The Renault Gordini sporting version (Dauphine) is a rear-engined economy car manufactured by Renault in a single body style – a three-box, 4-door sedan – as the successor to the Renault 4CV; more than two million were manufactured during its 1956–1967 production. Four cylinders, 845 cc.
The Renault Dauphine is an economy car manufactured by the French company Renault from 1956 to 1967. It was sold only in a three-box, 4-door sedan bodystyle. It was the successor to the Renault 4CV, with which it shared its rear-engine, rear-wheel-drive layout.
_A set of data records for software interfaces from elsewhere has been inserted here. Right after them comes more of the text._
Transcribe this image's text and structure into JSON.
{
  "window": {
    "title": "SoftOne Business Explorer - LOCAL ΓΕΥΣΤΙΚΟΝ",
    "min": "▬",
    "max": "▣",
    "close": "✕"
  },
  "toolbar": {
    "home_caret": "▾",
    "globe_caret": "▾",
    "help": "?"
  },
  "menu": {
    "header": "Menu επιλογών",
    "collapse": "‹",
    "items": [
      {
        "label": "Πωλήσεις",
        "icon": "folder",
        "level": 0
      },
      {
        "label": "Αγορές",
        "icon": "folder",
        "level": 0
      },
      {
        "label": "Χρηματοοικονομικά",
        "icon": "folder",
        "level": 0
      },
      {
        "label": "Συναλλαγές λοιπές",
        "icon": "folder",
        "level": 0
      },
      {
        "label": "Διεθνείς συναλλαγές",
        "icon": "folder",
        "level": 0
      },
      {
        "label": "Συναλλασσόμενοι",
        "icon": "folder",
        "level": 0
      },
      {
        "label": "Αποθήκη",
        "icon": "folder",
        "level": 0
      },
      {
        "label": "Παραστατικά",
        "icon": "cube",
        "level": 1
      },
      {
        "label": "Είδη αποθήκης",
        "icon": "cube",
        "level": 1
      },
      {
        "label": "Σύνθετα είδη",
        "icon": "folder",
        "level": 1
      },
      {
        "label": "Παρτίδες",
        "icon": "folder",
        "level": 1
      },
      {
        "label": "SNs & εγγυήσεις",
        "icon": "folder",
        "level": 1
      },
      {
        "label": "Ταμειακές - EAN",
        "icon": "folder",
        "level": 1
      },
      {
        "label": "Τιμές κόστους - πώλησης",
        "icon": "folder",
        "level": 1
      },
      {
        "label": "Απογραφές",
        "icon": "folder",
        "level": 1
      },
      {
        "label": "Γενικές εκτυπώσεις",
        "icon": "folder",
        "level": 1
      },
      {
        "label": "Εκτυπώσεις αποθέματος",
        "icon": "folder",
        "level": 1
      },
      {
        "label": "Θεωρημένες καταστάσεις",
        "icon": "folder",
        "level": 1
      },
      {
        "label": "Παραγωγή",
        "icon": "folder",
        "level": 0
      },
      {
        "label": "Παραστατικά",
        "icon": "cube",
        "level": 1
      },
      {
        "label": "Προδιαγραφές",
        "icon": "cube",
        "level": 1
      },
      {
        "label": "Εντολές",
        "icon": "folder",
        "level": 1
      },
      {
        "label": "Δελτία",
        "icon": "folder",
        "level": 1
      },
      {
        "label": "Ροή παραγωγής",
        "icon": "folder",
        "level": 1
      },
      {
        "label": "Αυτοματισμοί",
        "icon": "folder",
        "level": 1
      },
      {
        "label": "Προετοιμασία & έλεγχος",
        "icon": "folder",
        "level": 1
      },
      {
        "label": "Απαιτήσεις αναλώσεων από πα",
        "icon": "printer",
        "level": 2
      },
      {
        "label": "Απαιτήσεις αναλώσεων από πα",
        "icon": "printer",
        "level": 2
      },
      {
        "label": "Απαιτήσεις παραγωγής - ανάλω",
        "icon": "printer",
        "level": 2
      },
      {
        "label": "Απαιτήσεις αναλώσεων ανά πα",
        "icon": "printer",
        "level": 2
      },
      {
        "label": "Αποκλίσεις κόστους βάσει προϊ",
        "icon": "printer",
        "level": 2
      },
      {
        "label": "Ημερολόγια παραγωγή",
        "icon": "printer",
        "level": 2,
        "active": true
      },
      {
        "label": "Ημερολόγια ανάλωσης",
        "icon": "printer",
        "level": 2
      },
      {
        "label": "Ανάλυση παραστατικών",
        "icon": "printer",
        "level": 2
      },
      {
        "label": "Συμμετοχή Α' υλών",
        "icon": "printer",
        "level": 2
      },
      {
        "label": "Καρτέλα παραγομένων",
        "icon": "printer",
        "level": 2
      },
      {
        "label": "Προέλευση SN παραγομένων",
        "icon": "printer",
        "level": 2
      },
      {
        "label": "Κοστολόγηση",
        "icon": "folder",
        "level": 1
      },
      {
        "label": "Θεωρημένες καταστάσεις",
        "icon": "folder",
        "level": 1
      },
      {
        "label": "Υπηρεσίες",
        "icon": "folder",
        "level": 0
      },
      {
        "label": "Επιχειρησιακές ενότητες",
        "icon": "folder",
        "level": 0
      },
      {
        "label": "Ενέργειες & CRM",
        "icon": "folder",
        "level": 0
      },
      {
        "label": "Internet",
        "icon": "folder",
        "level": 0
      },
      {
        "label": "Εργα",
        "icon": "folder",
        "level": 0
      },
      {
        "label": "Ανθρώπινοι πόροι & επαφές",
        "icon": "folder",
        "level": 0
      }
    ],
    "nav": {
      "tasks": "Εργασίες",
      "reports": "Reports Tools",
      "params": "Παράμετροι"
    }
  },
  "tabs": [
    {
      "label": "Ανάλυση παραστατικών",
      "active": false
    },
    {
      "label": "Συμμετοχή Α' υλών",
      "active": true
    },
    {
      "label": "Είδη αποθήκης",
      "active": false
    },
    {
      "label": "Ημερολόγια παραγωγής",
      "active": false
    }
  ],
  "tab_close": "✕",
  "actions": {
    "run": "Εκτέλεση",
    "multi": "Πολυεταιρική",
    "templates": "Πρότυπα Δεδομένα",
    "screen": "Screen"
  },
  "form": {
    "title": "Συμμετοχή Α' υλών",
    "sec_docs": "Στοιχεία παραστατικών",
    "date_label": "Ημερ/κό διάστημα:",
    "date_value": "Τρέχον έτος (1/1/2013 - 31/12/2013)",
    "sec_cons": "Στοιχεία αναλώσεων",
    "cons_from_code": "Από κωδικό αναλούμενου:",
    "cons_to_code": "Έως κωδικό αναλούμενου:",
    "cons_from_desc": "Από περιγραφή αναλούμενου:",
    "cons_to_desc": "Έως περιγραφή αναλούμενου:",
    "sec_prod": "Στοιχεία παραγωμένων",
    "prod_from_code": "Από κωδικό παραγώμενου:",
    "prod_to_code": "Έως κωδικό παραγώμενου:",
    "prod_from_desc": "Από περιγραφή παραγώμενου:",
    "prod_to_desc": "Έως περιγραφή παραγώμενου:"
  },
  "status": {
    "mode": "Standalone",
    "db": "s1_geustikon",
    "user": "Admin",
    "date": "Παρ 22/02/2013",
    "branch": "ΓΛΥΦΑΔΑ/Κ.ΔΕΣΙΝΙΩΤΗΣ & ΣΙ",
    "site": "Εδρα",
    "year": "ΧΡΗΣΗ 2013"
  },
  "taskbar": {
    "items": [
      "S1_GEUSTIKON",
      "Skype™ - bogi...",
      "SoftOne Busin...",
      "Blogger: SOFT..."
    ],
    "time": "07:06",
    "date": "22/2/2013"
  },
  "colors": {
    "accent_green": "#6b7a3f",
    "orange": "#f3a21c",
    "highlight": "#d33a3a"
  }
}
More than two million were manufactured.
Along with such cars as the Citroën 2CV, Volkswagen Beetle, Morris Minor, Mini and Fiat 600, the Dauphine pioneered the modern European economy car.
Renault marketed numerous variants of the Dauphine, including a luxury version, the Renault Ondine, a decontented version as the Dauphine Teimoso (Brazil, 1965), sporting versions marketed as the Dauphine Gordini and the Ondine Gordini, the 1093 factory racing model, and the Caravelle/Floride, a Dauphine-based two-door coupé and two-door convertible.
Gordini is a division of Renault Sport Technologies (Renault Sport).
In the past, it was a sports car manufacturer and performance tuner, established in 1946 by Amédée Gordini (1899–1979), nicknamed “Le Sorcier” (The Sorcerer). Gordini became a division of Renault in 1968 and of Renault Sport in 1976.[